- Opening Delimiter -
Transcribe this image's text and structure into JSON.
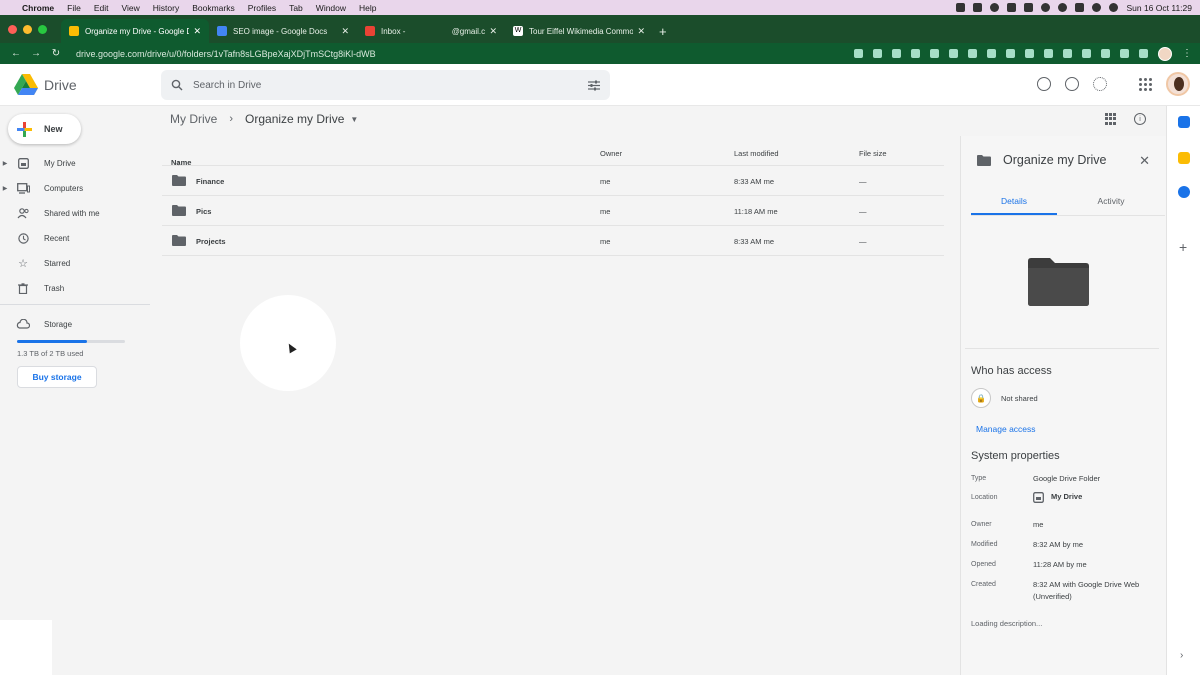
{
  "mac_menu": {
    "app": "Chrome",
    "items": [
      "File",
      "Edit",
      "View",
      "History",
      "Bookmarks",
      "Profiles",
      "Tab",
      "Window",
      "Help"
    ],
    "clock": "Sun 16 Oct  11:29"
  },
  "tabs": [
    {
      "title": "Organize my Drive - Google Dr",
      "color": "#1a73e8"
    },
    {
      "title": "SEO image - Google Docs",
      "color": "#4285f4"
    },
    {
      "title": "Inbox - ",
      "suffix": "@gmail.co",
      "color": "#ea4335"
    },
    {
      "title": "Tour Eiffel Wikimedia Commons",
      "color": "#ffffff"
    }
  ],
  "address": {
    "url": "drive.google.com/drive/u/0/folders/1vTafn8sLGBpeXajXDjTmSCtg8iKl-dWB"
  },
  "drive": {
    "logo_text": "Drive",
    "search_placeholder": "Search in Drive"
  },
  "sidebar": {
    "new_label": "New",
    "items": [
      {
        "label": "My Drive",
        "icon": "my-drive-icon",
        "caret": true
      },
      {
        "label": "Computers",
        "icon": "computer-icon",
        "caret": true
      },
      {
        "label": "Shared with me",
        "icon": "people-icon",
        "caret": false
      },
      {
        "label": "Recent",
        "icon": "clock-icon",
        "caret": false
      },
      {
        "label": "Starred",
        "icon": "star-icon",
        "caret": false
      },
      {
        "label": "Trash",
        "icon": "trash-icon",
        "caret": false
      }
    ],
    "storage_label": "Storage",
    "storage_used_text": "1.3 TB of 2 TB used",
    "storage_fraction": 0.65,
    "buy_storage": "Buy storage"
  },
  "breadcrumb": {
    "root": "My Drive",
    "current": "Organize my Drive"
  },
  "table": {
    "headers": {
      "name": "Name",
      "owner": "Owner",
      "modified": "Last modified",
      "size": "File size"
    },
    "rows": [
      {
        "name": "Finance",
        "owner": "me",
        "modified": "8:33 AM  me",
        "size": "—"
      },
      {
        "name": "Pics",
        "owner": "me",
        "modified": "11:18 AM  me",
        "size": "—"
      },
      {
        "name": "Projects",
        "owner": "me",
        "modified": "8:33 AM  me",
        "size": "—"
      }
    ]
  },
  "details": {
    "title": "Organize my Drive",
    "tab_details": "Details",
    "tab_activity": "Activity",
    "who_has_access": "Who has access",
    "not_shared": "Not shared",
    "manage_access": "Manage access",
    "system_properties": "System properties",
    "props": [
      {
        "label": "Type",
        "value": "Google Drive Folder"
      },
      {
        "label": "Location",
        "value": "My Drive"
      },
      {
        "label": "Owner",
        "value": "me"
      },
      {
        "label": "Modified",
        "value": "8:32 AM by me"
      },
      {
        "label": "Opened",
        "value": "11:28 AM by me"
      },
      {
        "label": "Created",
        "value": "8:32 AM with Google Drive Web (Unverified)"
      }
    ],
    "loading": "Loading description..."
  },
  "colors": {
    "accent": "#1a73e8",
    "chrome_dark": "#1b4d2b",
    "chrome_active": "#0f5b2f"
  }
}
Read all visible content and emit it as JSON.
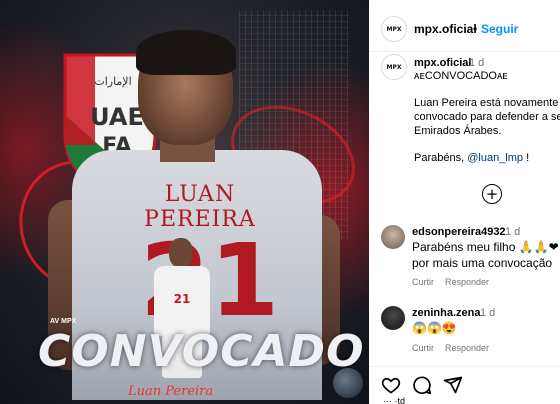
{
  "post_image": {
    "logo_text_top": "الإمارات",
    "logo_text_main": "UAE",
    "logo_text_sub": "FA",
    "jersey_name": "LUAN PEREIRA",
    "jersey_number": "21",
    "mini_number": "21",
    "headline": "CONVOCADO",
    "script_name": "Luan Pereira",
    "sponsors": "AV  MPX",
    "colors": {
      "accent_red": "#c8141e",
      "jersey": "#d8dbe0"
    }
  },
  "header": {
    "username": "mpx.oficial",
    "separator": "•",
    "follow_label": "Seguir",
    "avatar_text": "MPX"
  },
  "caption": {
    "username": "mpx.oficial",
    "time": "1 d",
    "line1": "ᴀᴇCONVOCADOᴀᴇ",
    "line2": "Luan Pereira está novamente",
    "line3": "convocado para defender a sele",
    "line4": "Emirados Árabes.",
    "line5_prefix": "Parabéns,",
    "line5_mention": "@luan_lmp",
    "line5_suffix": "!"
  },
  "load_more_icon": "plus-circle-icon",
  "comments": [
    {
      "username": "edsonpereira4932",
      "time": "1 d",
      "text_line1": "Parabéns meu filho 🙏🙏❤",
      "text_line2": "por mais uma convocação",
      "reply_label": "Curtir",
      "respond_label": "Responder"
    },
    {
      "username": "zeninha.zena",
      "time": "1 d",
      "text_line1": "😱😱😍",
      "reply_label": "Curtir",
      "respond_label": "Responder"
    }
  ],
  "actions": {
    "like_icon": "heart-icon",
    "comment_icon": "comment-icon",
    "share_icon": "share-icon",
    "bottom_partial_text": "··· ·td"
  }
}
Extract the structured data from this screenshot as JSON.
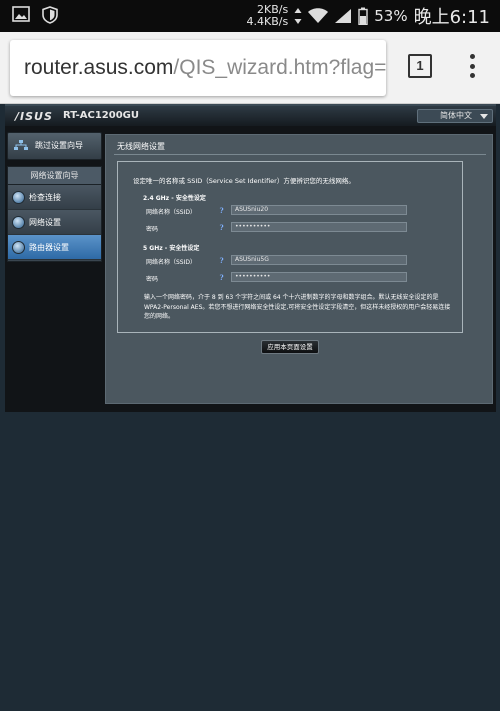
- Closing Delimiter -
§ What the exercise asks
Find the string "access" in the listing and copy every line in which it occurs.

§ Written reply
    "who_has_access": "Who has access",
    "manage_access": "Manage access",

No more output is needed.